National and District Overview: Recessions, Expansions and Black Employment
One of the great successes of the 1990s economic expansion was the rise in the share of the black population that was employed.
Between 1992 and 2000, the employment ratio (or employment-to-population ratio) for black men rose by 3.5 percentage points to 67.8 percent. This was the reverse of the downward trend of the 20 previous years, during which the employment ratio for black men fell by 8.7 percentage points. The 1990s expansion led to even larger gains for black women: In the eight years between 1992 and 2000, the employment ratio for black women rose by 7.7 percentage points to 61.3 percent, having risen by 7.1 percentage points in the previous 20 years.
Of course, because the gains from economic expansion are felt throughout the populace, employment rates for nearly all subgroups rose during the 1990s. But, even accounting for the overall improvements in employment, the 1990s expansion was a great success for African-Americans. In 1992, the overall black employment rate was 58.3, which was 5.3 percentage points lower than for whites. By 2000, however, the black employment rate had risen to 64.2 percent, which was only 1.9 percentage points lower than for whites.
The primary reason for the improvement in the relative position of black employment was that we didn't have a recession for almost 10 years. Recessions wreak havoc on the relative employment outcomes of blacks.
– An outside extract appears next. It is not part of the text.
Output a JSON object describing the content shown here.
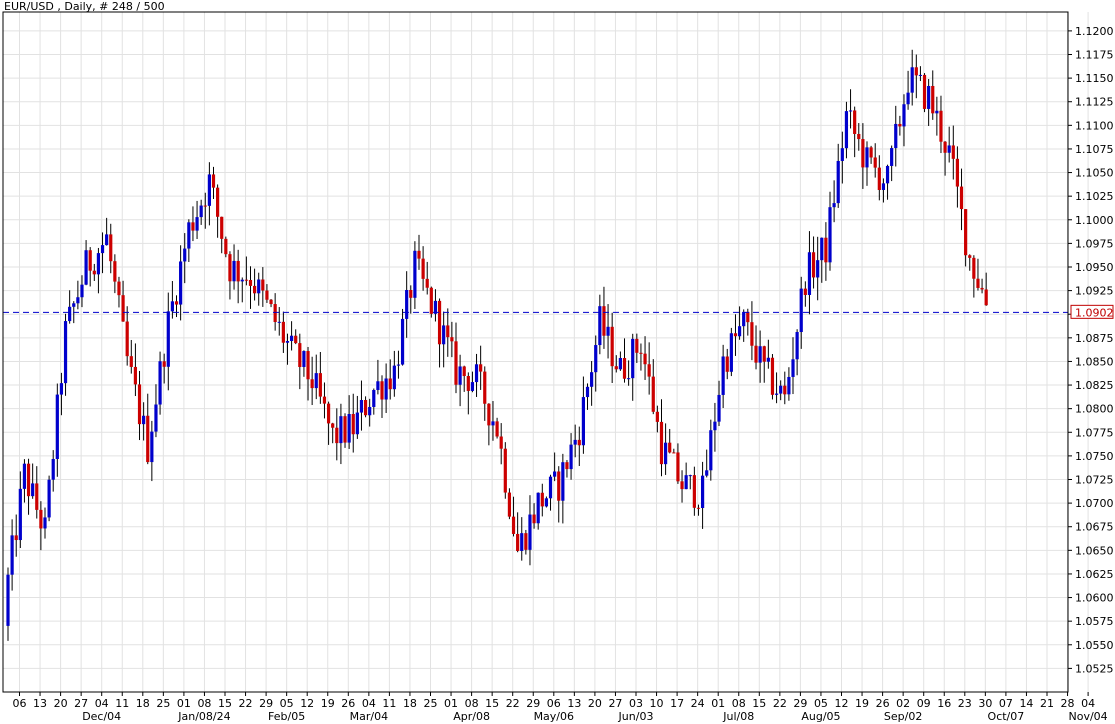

Between 1972 and 2000, the gap between the employment rates of black and white men tended to rise by three-quarters of a percentage point during a year that the economy was in recession for part of the year. But expansions closed the gap more slowly than recessions opened it. For each year of recession, it took three years of expansion for the gap to return to its pre-recession level.
Recessions are even more destructive to the relative progress of black women. As with men, the gap between black and white women's employment ratios has tended to increase during a recession year by three-quarters of a percentage point. But during a year of expansion, the gap has tended to shrink much more slowly than this. In fact, for each year of recession over the past 33 years, it has taken about four years of expansion for the gap to return to its pre-recession level.
According to the official recession-dating committee of the National Bureau of Economic Research, the recent recession began in March 2001 and ended in November of the same year. The employment slowdown, however, began earlier and lasted longer than this: The overall employment rate peaked at 66.2 percent in the first quarter of 2000 and fell steadily until the second quarter of this year, when it stood at 64.4 percent. In terms of their relative employment position, this recession appears to have had similar, but somewhat less severe, effects for black men than past recessions have had. By the second quarter of 2003, the gap between the white and black adult male employment rates was higher than three years earlier, but only by 1.2 percentage points. Past experience would have predicted an increase more than 2 percentage points.
The effect of the recession on the relative employment position of black women has differed from this somewhat. First of all, in the second quarter of 2000, the employment rate for black women was actually 3.4 percentage points higher than it was for white women. Nonetheless, the recession reduced the employment rate for black women more than it did for white women. By the second quarter of 2003, the employment rate for white women had fallen by only six-tenths of a percentage point compared to three years earlier. But for black women over the same period, the employment rate had fallen nearly four times as much, by 2.2 percentage points. Still, just as for the relative black male employment rate, it appears that this recession has been less severe than the average recession in its effect on the relative employment rate of black women.
There are a few factors that can help explain the economy's puzzling behavior since the end of the 2001 recession. First, slower-than-average growth is a worldwide phenomenon. Second, the economy has been buffeted by numerous shocks over the past couple of years (Sept. 11, corporate scandals and the Iraq war). Third, relatively brisk growth of labor productivity enables employers to meet the existing demand for their products without boosting their existing workforce. Finally, the bust that followed the boom in equity markets and in business fixed investment was sizable. Accordingly, the adjustment process by which consumers respond to reduced wealth and businesses to excess capacity takes time to successfully resolve.